4. Give guidance to the existing promoters of social entrepreneurship. We have identified a handful of initiatives that have made it their core mission to promote social entrepreneurship in Minsk, such as Social Weekend and Talaka. These NGO’s, private initiatives and youth platforms are setting up training programmes, lectures and gatherings for social entrepreneurs.
However, many of them face barriers, partially because they are not sure about how to promote such an ambiguous term or in some cases they are not aware of what social entrepreneurship actually means and mix it up with NGO’s or a social projects or even CSR. Therefore, it would be good to give these promoters guidelines and definitions for social enterprises. This could be done via a website, which will focus on social entrepreneurship. Or possibly educate a pool of experts/trainers that could be invited to promote social entrepreneurship in different lectures and programmes.

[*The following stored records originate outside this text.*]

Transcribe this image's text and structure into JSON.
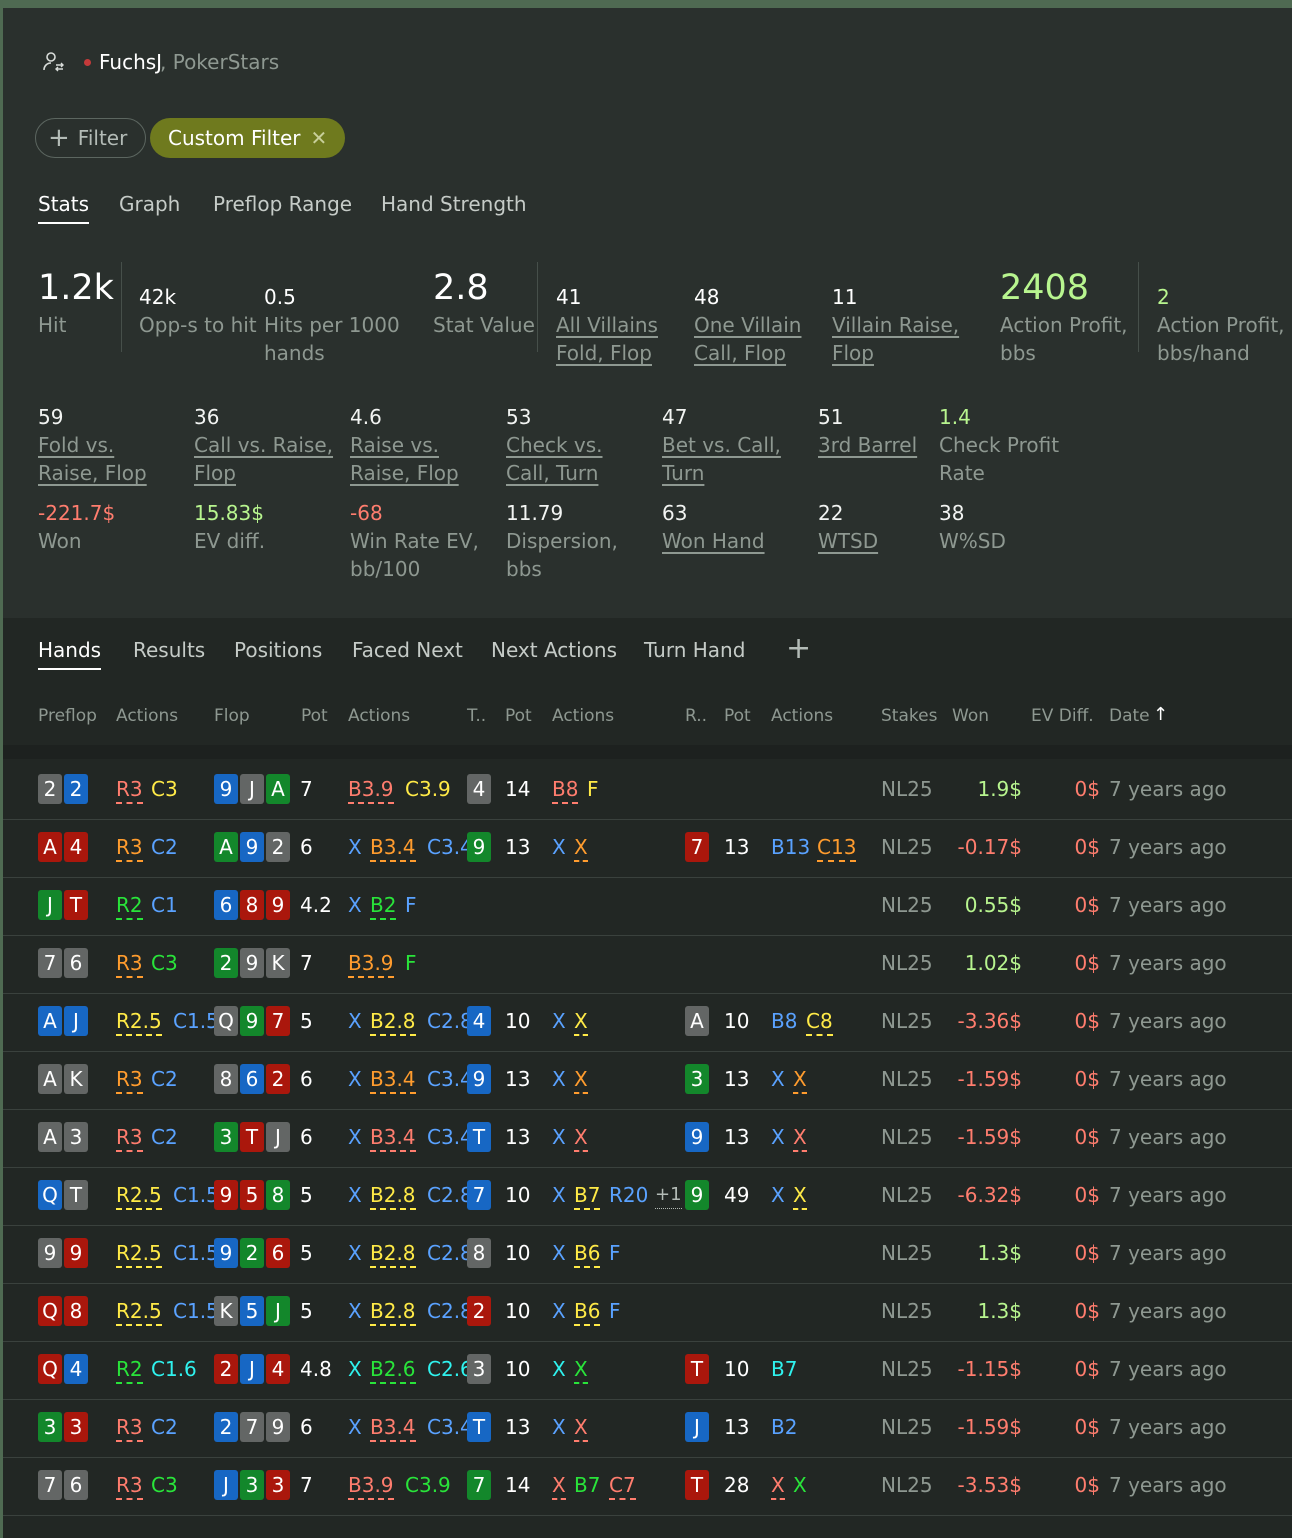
{
  "player": {
    "name": "FuchsJ",
    "site": ", PokerStars"
  },
  "filters": {
    "add_label": "Filter",
    "custom_label": "Custom Filter"
  },
  "stats_tabs": [
    "Stats",
    "Graph",
    "Preflop Range",
    "Hand Strength"
  ],
  "top_stats": {
    "hit": {
      "value": "1.2k",
      "label": "Hit"
    },
    "opps": {
      "value": "42k",
      "label": "Opp-s to hit"
    },
    "hits_per": {
      "value": "0.5",
      "label1": "Hits per 1000",
      "label2": "hands"
    },
    "stat_value": {
      "value": "2.8",
      "label": "Stat Value"
    },
    "all_villains": {
      "value": "41",
      "label1": "All Villains",
      "label2": "Fold, Flop"
    },
    "one_villain": {
      "value": "48",
      "label1": "One Villain",
      "label2": "Call, Flop"
    },
    "villain_raise": {
      "value": "11",
      "label1": "Villain Raise,",
      "label2": "Flop"
    },
    "action_profit": {
      "value": "2408",
      "label1": "Action Profit,",
      "label2": "bbs"
    },
    "action_profit_hand": {
      "value": "2",
      "label1": "Action Profit,",
      "label2": "bbs/hand"
    }
  },
  "grid_stats": [
    {
      "value": "59",
      "l1": "Fold vs.",
      "l2": "Raise, Flop"
    },
    {
      "value": "36",
      "l1": "Call vs. Raise,",
      "l2": "Flop"
    },
    {
      "value": "4.6",
      "l1": "Raise vs.",
      "l2": "Raise, Flop"
    },
    {
      "value": "53",
      "l1": "Check vs.",
      "l2": "Call, Turn"
    },
    {
      "value": "47",
      "l1": "Bet vs. Call,",
      "l2": "Turn"
    },
    {
      "value": "51",
      "l1": "3rd Barrel",
      "l2": ""
    },
    {
      "value": "1.4",
      "l1": "Check Profit",
      "l2": "Rate"
    },
    {
      "value": "-221.7$",
      "l1": "Won",
      "l2": ""
    },
    {
      "value": "15.83$",
      "l1": "EV diff.",
      "l2": ""
    },
    {
      "value": "-68",
      "l1": "Win Rate EV,",
      "l2": "bb/100"
    },
    {
      "value": "11.79",
      "l1": "Dispersion,",
      "l2": "bbs"
    },
    {
      "value": "63",
      "l1": "Won Hand",
      "l2": ""
    },
    {
      "value": "22",
      "l1": "WTSD",
      "l2": ""
    },
    {
      "value": "38",
      "l1": "W%SD",
      "l2": ""
    }
  ],
  "hand_tabs": [
    "Hands",
    "Results",
    "Positions",
    "Faced Next",
    "Next Actions",
    "Turn Hand"
  ],
  "columns": [
    "Preflop",
    "Actions",
    "Flop",
    "Pot",
    "Actions",
    "T..",
    "Pot",
    "Actions",
    "R..",
    "Pot",
    "Actions",
    "Stakes",
    "Won",
    "EV Diff.",
    "Date"
  ],
  "colors": {
    "blue_card": "#1767c4",
    "red_card": "#aa170c",
    "green_card": "#13872b",
    "grey_card": "#636665",
    "positive": "#b8f58f",
    "negative": "#ff7d6e",
    "filter_chip": "#6f7a1e"
  },
  "hands": [
    {
      "pre": [
        [
          "2",
          "k"
        ],
        [
          "2",
          "b"
        ]
      ],
      "pa": [
        [
          "R3",
          "R",
          1
        ],
        [
          "C3",
          "Y",
          0
        ]
      ],
      "flop": [
        [
          "9",
          "b"
        ],
        [
          "J",
          "k"
        ],
        [
          "A",
          "g"
        ]
      ],
      "fpot": "7",
      "fa": [
        [
          "B3.9",
          "R",
          1
        ],
        [
          "C3.9",
          "Y",
          0
        ]
      ],
      "turn": [
        [
          "4",
          "k"
        ]
      ],
      "tpot": "14",
      "ta": [
        [
          "B8",
          "R",
          1
        ],
        [
          "F",
          "Y",
          0
        ]
      ],
      "river": [],
      "rpot": "",
      "ra": [],
      "stakes": "NL25",
      "won": "1.9$",
      "ev": "0$",
      "date": "7 years ago"
    },
    {
      "pre": [
        [
          "A",
          "r"
        ],
        [
          "4",
          "r"
        ]
      ],
      "pa": [
        [
          "R3",
          "O",
          1
        ],
        [
          "C2",
          "B",
          0
        ]
      ],
      "flop": [
        [
          "A",
          "g"
        ],
        [
          "9",
          "b"
        ],
        [
          "2",
          "k"
        ]
      ],
      "fpot": "6",
      "fa": [
        [
          "X",
          "B",
          0
        ],
        [
          "B3.4",
          "O",
          1
        ],
        [
          "C3.4",
          "B",
          0
        ]
      ],
      "turn": [
        [
          "9",
          "g"
        ]
      ],
      "tpot": "13",
      "ta": [
        [
          "X",
          "B",
          0
        ],
        [
          "X",
          "O",
          1
        ]
      ],
      "river": [
        [
          "7",
          "r"
        ]
      ],
      "rpot": "13",
      "ra": [
        [
          "B13",
          "B",
          0
        ],
        [
          "C13",
          "O",
          1
        ]
      ],
      "stakes": "NL25",
      "won": "-0.17$",
      "ev": "0$",
      "date": "7 years ago"
    },
    {
      "pre": [
        [
          "J",
          "g"
        ],
        [
          "T",
          "r"
        ]
      ],
      "pa": [
        [
          "R2",
          "G",
          1
        ],
        [
          "C1",
          "B",
          0
        ]
      ],
      "flop": [
        [
          "6",
          "b"
        ],
        [
          "8",
          "r"
        ],
        [
          "9",
          "r"
        ]
      ],
      "fpot": "4.2",
      "fa": [
        [
          "X",
          "B",
          0
        ],
        [
          "B2",
          "G",
          1
        ],
        [
          "F",
          "B",
          0
        ]
      ],
      "turn": [],
      "tpot": "",
      "ta": [],
      "river": [],
      "rpot": "",
      "ra": [],
      "stakes": "NL25",
      "won": "0.55$",
      "ev": "0$",
      "date": "7 years ago"
    },
    {
      "pre": [
        [
          "7",
          "k"
        ],
        [
          "6",
          "k"
        ]
      ],
      "pa": [
        [
          "R3",
          "O",
          1
        ],
        [
          "C3",
          "G",
          0
        ]
      ],
      "flop": [
        [
          "2",
          "g"
        ],
        [
          "9",
          "k"
        ],
        [
          "K",
          "k"
        ]
      ],
      "fpot": "7",
      "fa": [
        [
          "B3.9",
          "O",
          1
        ],
        [
          "F",
          "G",
          0
        ]
      ],
      "turn": [],
      "tpot": "",
      "ta": [],
      "river": [],
      "rpot": "",
      "ra": [],
      "stakes": "NL25",
      "won": "1.02$",
      "ev": "0$",
      "date": "7 years ago"
    },
    {
      "pre": [
        [
          "A",
          "b"
        ],
        [
          "J",
          "b"
        ]
      ],
      "pa": [
        [
          "R2.5",
          "Y",
          1
        ],
        [
          "C1.5",
          "B",
          0
        ]
      ],
      "flop": [
        [
          "Q",
          "k"
        ],
        [
          "9",
          "g"
        ],
        [
          "7",
          "r"
        ]
      ],
      "fpot": "5",
      "fa": [
        [
          "X",
          "B",
          0
        ],
        [
          "B2.8",
          "Y",
          1
        ],
        [
          "C2.8",
          "B",
          0
        ]
      ],
      "turn": [
        [
          "4",
          "b"
        ]
      ],
      "tpot": "10",
      "ta": [
        [
          "X",
          "B",
          0
        ],
        [
          "X",
          "Y",
          1
        ]
      ],
      "river": [
        [
          "A",
          "k"
        ]
      ],
      "rpot": "10",
      "ra": [
        [
          "B8",
          "B",
          0
        ],
        [
          "C8",
          "Y",
          1
        ]
      ],
      "stakes": "NL25",
      "won": "-3.36$",
      "ev": "0$",
      "date": "7 years ago"
    },
    {
      "pre": [
        [
          "A",
          "k"
        ],
        [
          "K",
          "k"
        ]
      ],
      "pa": [
        [
          "R3",
          "O",
          1
        ],
        [
          "C2",
          "B",
          0
        ]
      ],
      "flop": [
        [
          "8",
          "k"
        ],
        [
          "6",
          "b"
        ],
        [
          "2",
          "r"
        ]
      ],
      "fpot": "6",
      "fa": [
        [
          "X",
          "B",
          0
        ],
        [
          "B3.4",
          "O",
          1
        ],
        [
          "C3.4",
          "B",
          0
        ]
      ],
      "turn": [
        [
          "9",
          "b"
        ]
      ],
      "tpot": "13",
      "ta": [
        [
          "X",
          "B",
          0
        ],
        [
          "X",
          "O",
          1
        ]
      ],
      "river": [
        [
          "3",
          "g"
        ]
      ],
      "rpot": "13",
      "ra": [
        [
          "X",
          "B",
          0
        ],
        [
          "X",
          "O",
          1
        ]
      ],
      "stakes": "NL25",
      "won": "-1.59$",
      "ev": "0$",
      "date": "7 years ago"
    },
    {
      "pre": [
        [
          "A",
          "k"
        ],
        [
          "3",
          "k"
        ]
      ],
      "pa": [
        [
          "R3",
          "R",
          1
        ],
        [
          "C2",
          "B",
          0
        ]
      ],
      "flop": [
        [
          "3",
          "g"
        ],
        [
          "T",
          "r"
        ],
        [
          "J",
          "k"
        ]
      ],
      "fpot": "6",
      "fa": [
        [
          "X",
          "B",
          0
        ],
        [
          "B3.4",
          "R",
          1
        ],
        [
          "C3.4",
          "B",
          0
        ]
      ],
      "turn": [
        [
          "T",
          "b"
        ]
      ],
      "tpot": "13",
      "ta": [
        [
          "X",
          "B",
          0
        ],
        [
          "X",
          "R",
          1
        ]
      ],
      "river": [
        [
          "9",
          "b"
        ]
      ],
      "rpot": "13",
      "ra": [
        [
          "X",
          "B",
          0
        ],
        [
          "X",
          "R",
          1
        ]
      ],
      "stakes": "NL25",
      "won": "-1.59$",
      "ev": "0$",
      "date": "7 years ago"
    },
    {
      "pre": [
        [
          "Q",
          "b"
        ],
        [
          "T",
          "k"
        ]
      ],
      "pa": [
        [
          "R2.5",
          "Y",
          1
        ],
        [
          "C1.5",
          "B",
          0
        ]
      ],
      "flop": [
        [
          "9",
          "r"
        ],
        [
          "5",
          "r"
        ],
        [
          "8",
          "g"
        ]
      ],
      "fpot": "5",
      "fa": [
        [
          "X",
          "B",
          0
        ],
        [
          "B2.8",
          "Y",
          1
        ],
        [
          "C2.8",
          "B",
          0
        ]
      ],
      "turn": [
        [
          "7",
          "b"
        ]
      ],
      "tpot": "10",
      "ta": [
        [
          "X",
          "B",
          0
        ],
        [
          "B7",
          "Y",
          1
        ],
        [
          "R20",
          "B",
          0
        ],
        [
          "+1",
          "W",
          1
        ]
      ],
      "river": [
        [
          "9",
          "g"
        ]
      ],
      "rpot": "49",
      "ra": [
        [
          "X",
          "B",
          0
        ],
        [
          "X",
          "Y",
          1
        ]
      ],
      "stakes": "NL25",
      "won": "-6.32$",
      "ev": "0$",
      "date": "7 years ago"
    },
    {
      "pre": [
        [
          "9",
          "k"
        ],
        [
          "9",
          "r"
        ]
      ],
      "pa": [
        [
          "R2.5",
          "Y",
          1
        ],
        [
          "C1.5",
          "B",
          0
        ]
      ],
      "flop": [
        [
          "9",
          "b"
        ],
        [
          "2",
          "g"
        ],
        [
          "6",
          "r"
        ]
      ],
      "fpot": "5",
      "fa": [
        [
          "X",
          "B",
          0
        ],
        [
          "B2.8",
          "Y",
          1
        ],
        [
          "C2.8",
          "B",
          0
        ]
      ],
      "turn": [
        [
          "8",
          "k"
        ]
      ],
      "tpot": "10",
      "ta": [
        [
          "X",
          "B",
          0
        ],
        [
          "B6",
          "Y",
          1
        ],
        [
          "F",
          "B",
          0
        ]
      ],
      "river": [],
      "rpot": "",
      "ra": [],
      "stakes": "NL25",
      "won": "1.3$",
      "ev": "0$",
      "date": "7 years ago"
    },
    {
      "pre": [
        [
          "Q",
          "r"
        ],
        [
          "8",
          "r"
        ]
      ],
      "pa": [
        [
          "R2.5",
          "Y",
          1
        ],
        [
          "C1.5",
          "B",
          0
        ]
      ],
      "flop": [
        [
          "K",
          "k"
        ],
        [
          "5",
          "b"
        ],
        [
          "J",
          "g"
        ]
      ],
      "fpot": "5",
      "fa": [
        [
          "X",
          "B",
          0
        ],
        [
          "B2.8",
          "Y",
          1
        ],
        [
          "C2.8",
          "B",
          0
        ]
      ],
      "turn": [
        [
          "2",
          "r"
        ]
      ],
      "tpot": "10",
      "ta": [
        [
          "X",
          "B",
          0
        ],
        [
          "B6",
          "Y",
          1
        ],
        [
          "F",
          "B",
          0
        ]
      ],
      "river": [],
      "rpot": "",
      "ra": [],
      "stakes": "NL25",
      "won": "1.3$",
      "ev": "0$",
      "date": "7 years ago"
    },
    {
      "pre": [
        [
          "Q",
          "r"
        ],
        [
          "4",
          "b"
        ]
      ],
      "pa": [
        [
          "R2",
          "G",
          1
        ],
        [
          "C1.6",
          "C",
          0
        ]
      ],
      "flop": [
        [
          "2",
          "r"
        ],
        [
          "J",
          "b"
        ],
        [
          "4",
          "r"
        ]
      ],
      "fpot": "4.8",
      "fa": [
        [
          "X",
          "C",
          0
        ],
        [
          "B2.6",
          "G",
          1
        ],
        [
          "C2.6",
          "C",
          0
        ]
      ],
      "turn": [
        [
          "3",
          "k"
        ]
      ],
      "tpot": "10",
      "ta": [
        [
          "X",
          "C",
          0
        ],
        [
          "X",
          "G",
          1
        ]
      ],
      "river": [
        [
          "T",
          "r"
        ]
      ],
      "rpot": "10",
      "ra": [
        [
          "B7",
          "C",
          0
        ]
      ],
      "stakes": "NL25",
      "won": "-1.15$",
      "ev": "0$",
      "date": "7 years ago"
    },
    {
      "pre": [
        [
          "3",
          "g"
        ],
        [
          "3",
          "r"
        ]
      ],
      "pa": [
        [
          "R3",
          "R",
          1
        ],
        [
          "C2",
          "B",
          0
        ]
      ],
      "flop": [
        [
          "2",
          "b"
        ],
        [
          "7",
          "k"
        ],
        [
          "9",
          "k"
        ]
      ],
      "fpot": "6",
      "fa": [
        [
          "X",
          "B",
          0
        ],
        [
          "B3.4",
          "R",
          1
        ],
        [
          "C3.4",
          "B",
          0
        ]
      ],
      "turn": [
        [
          "T",
          "b"
        ]
      ],
      "tpot": "13",
      "ta": [
        [
          "X",
          "B",
          0
        ],
        [
          "X",
          "R",
          1
        ]
      ],
      "river": [
        [
          "J",
          "b"
        ]
      ],
      "rpot": "13",
      "ra": [
        [
          "B2",
          "B",
          0
        ]
      ],
      "stakes": "NL25",
      "won": "-1.59$",
      "ev": "0$",
      "date": "7 years ago"
    },
    {
      "pre": [
        [
          "7",
          "k"
        ],
        [
          "6",
          "k"
        ]
      ],
      "pa": [
        [
          "R3",
          "R",
          1
        ],
        [
          "C3",
          "G",
          0
        ]
      ],
      "flop": [
        [
          "J",
          "b"
        ],
        [
          "3",
          "g"
        ],
        [
          "3",
          "r"
        ]
      ],
      "fpot": "7",
      "fa": [
        [
          "B3.9",
          "R",
          1
        ],
        [
          "C3.9",
          "G",
          0
        ]
      ],
      "turn": [
        [
          "7",
          "g"
        ]
      ],
      "tpot": "14",
      "ta": [
        [
          "X",
          "R",
          1
        ],
        [
          "B7",
          "G",
          0
        ],
        [
          "C7",
          "R",
          1
        ]
      ],
      "river": [
        [
          "T",
          "r"
        ]
      ],
      "rpot": "28",
      "ra": [
        [
          "X",
          "R",
          1
        ],
        [
          "X",
          "G",
          0
        ]
      ],
      "stakes": "NL25",
      "won": "-3.53$",
      "ev": "0$",
      "date": "7 years ago"
    }
  ]
}
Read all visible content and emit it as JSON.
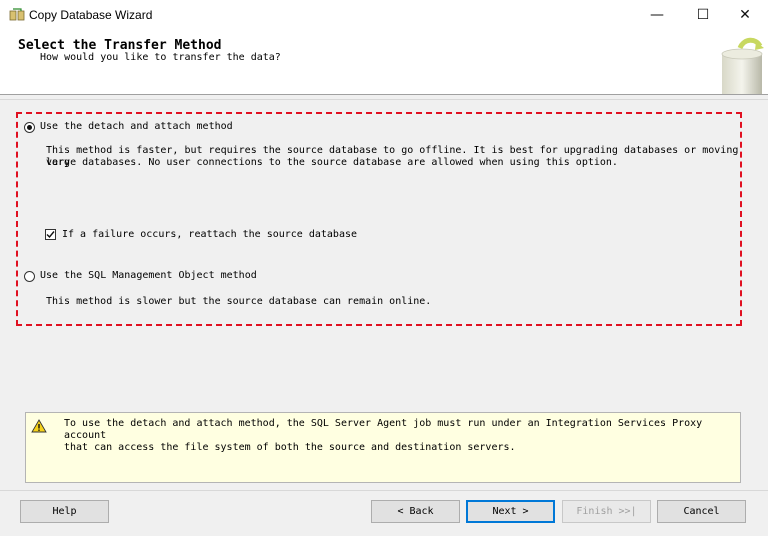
{
  "window": {
    "title": "Copy Database Wizard",
    "controls": {
      "minimize": "—",
      "maximize": "☐",
      "close": "✕"
    }
  },
  "header": {
    "title": "Select the Transfer Method",
    "subtitle": "How would you like to transfer the data?"
  },
  "options": {
    "detach": {
      "label": "Use the detach and attach method",
      "selected": true,
      "description_line1": "This method is faster, but requires the source database to go offline. It is best for upgrading databases or moving very",
      "description_line2": "large databases. No user connections to the source database are allowed when using this option.",
      "reattach": {
        "label": "If a failure occurs, reattach the source database",
        "checked": true
      }
    },
    "smo": {
      "label": "Use the SQL Management Object method",
      "selected": false,
      "description": "This method is slower but the source database can remain online."
    }
  },
  "warning": {
    "line1": "To use the detach and attach method, the SQL Server Agent job must run under an Integration Services Proxy account",
    "line2": "that can access the file system of both the source and destination servers."
  },
  "buttons": {
    "help": "Help",
    "back": "< Back",
    "next": "Next >",
    "finish": "Finish >>|",
    "cancel": "Cancel"
  },
  "colors": {
    "highlight_border": "#e01020",
    "warning_bg": "#ffffe1",
    "default_button": "#0078d7"
  }
}
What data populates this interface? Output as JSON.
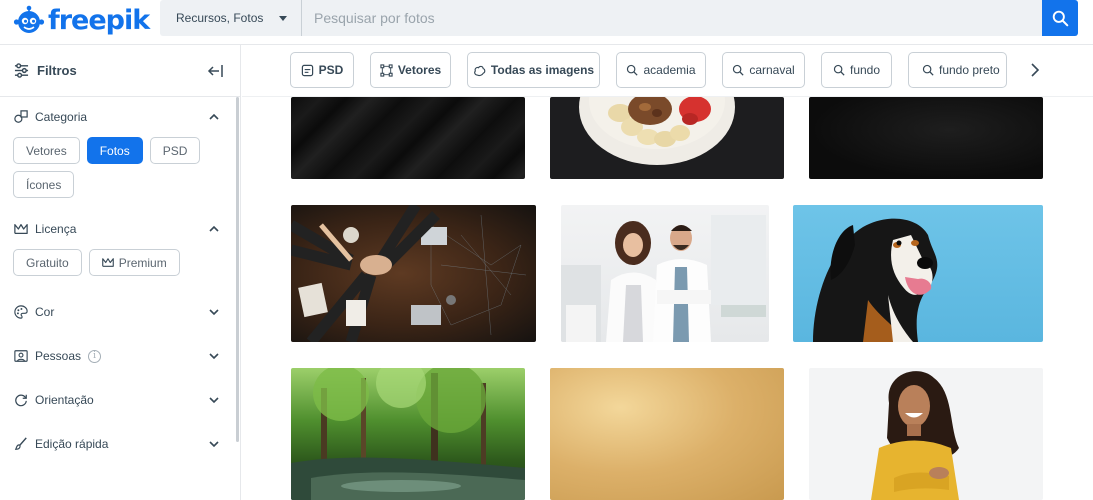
{
  "header": {
    "logo_text": "freepik",
    "search_type": "Recursos, Fotos",
    "search_placeholder": "Pesquisar por fotos"
  },
  "sidebar": {
    "title": "Filtros",
    "sections": [
      {
        "label": "Categoria",
        "expanded": true,
        "chips": [
          "Vetores",
          "Fotos",
          "PSD",
          "Ícones"
        ],
        "active_chip": "Fotos"
      },
      {
        "label": "Licença",
        "expanded": true,
        "chips": [
          "Gratuito",
          "Premium"
        ]
      },
      {
        "label": "Cor",
        "expanded": false
      },
      {
        "label": "Pessoas",
        "expanded": false,
        "info": "i"
      },
      {
        "label": "Orientação",
        "expanded": false
      },
      {
        "label": "Edição rápida",
        "expanded": false
      }
    ]
  },
  "filterbar": {
    "chips": [
      "PSD",
      "Vetores",
      "Todas as imagens",
      "academia",
      "carnaval",
      "fundo",
      "fundo preto"
    ]
  },
  "gallery": {
    "images": [
      "black-diagonal-texture",
      "acai-bowl-with-fruits",
      "dark-black-texture",
      "business-team-hands-on-table",
      "doctors-smiling-in-clinic",
      "bernese-mountain-dog-on-blue",
      "forest-river",
      "gold-glitter-texture",
      "smiling-woman-yellow-sweater"
    ]
  },
  "colors": {
    "accent": "#1273eb",
    "text": "#374957",
    "border": "#c9d0d6"
  }
}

5. Measure the impact social entrepreneurs make. None of the social entrepreneurs surveyed mentioned that they were measuring the impact they were making. The value generated by social enterprises will typically be measured in terms of the achievement of their social, cultural or environmental mission, as well as their financial sustainability.
Measuring, for example, young people that gained new skills, jobs being created, pollution diminished, whatever the aim of the social entrepreneurs, it is crucial to show the world that this is not business as usual. Moreover impact figures can also attract investors and partners. Social entrepreneurs should be trained on what kind of tools to use to measure the impact and how to promote these through various channels.
6. Seek finance through Crowdfunding. Crowdfunding involves raising capital, usually in small amounts, from a large number of people. In the Internet Era, this is predominantly happening online through a variety of crowdfunding platforms – each with their own approach and community. In Belarus only three crowdfunding platform exist today: Ulej.by, Maesens.by and Talaka.by.
While Crowdfunding platforms are a very new and not yet a popular way of raising money, we recommend social entrepreneurs to seriously consider this option. Crowdfunding also allows the building of a community of supporters, as well as getting exposure to the associated press and media ultimately spreading the word about the product and mission that social entrepreneurs try to sell.
7. Setting up a social entrepreneurship service centre or a social entrepreneurial incubator. Within this incubator social entrepreneurs can engage with NGO’s to create conferences, forums and programmes to share ideas and experiences, and facilitate networking. For instance, they could set up mentoring programmes so aspiring social entrepreneurs could benefit from real-life business experience and insights.
This could become the place where social entrepreneurs can meet experienced counterparts, discuss their ideas and get feedback and support on developing their business plans. Incubator acceleration programmes can help develop, identify and train social entrepreneurs with the highest potential, then give them a leg-up by providing human resources support, capabilities development, financing and professional services.
Masha is a social entrepreneur and writer of Heta Belarus dzietka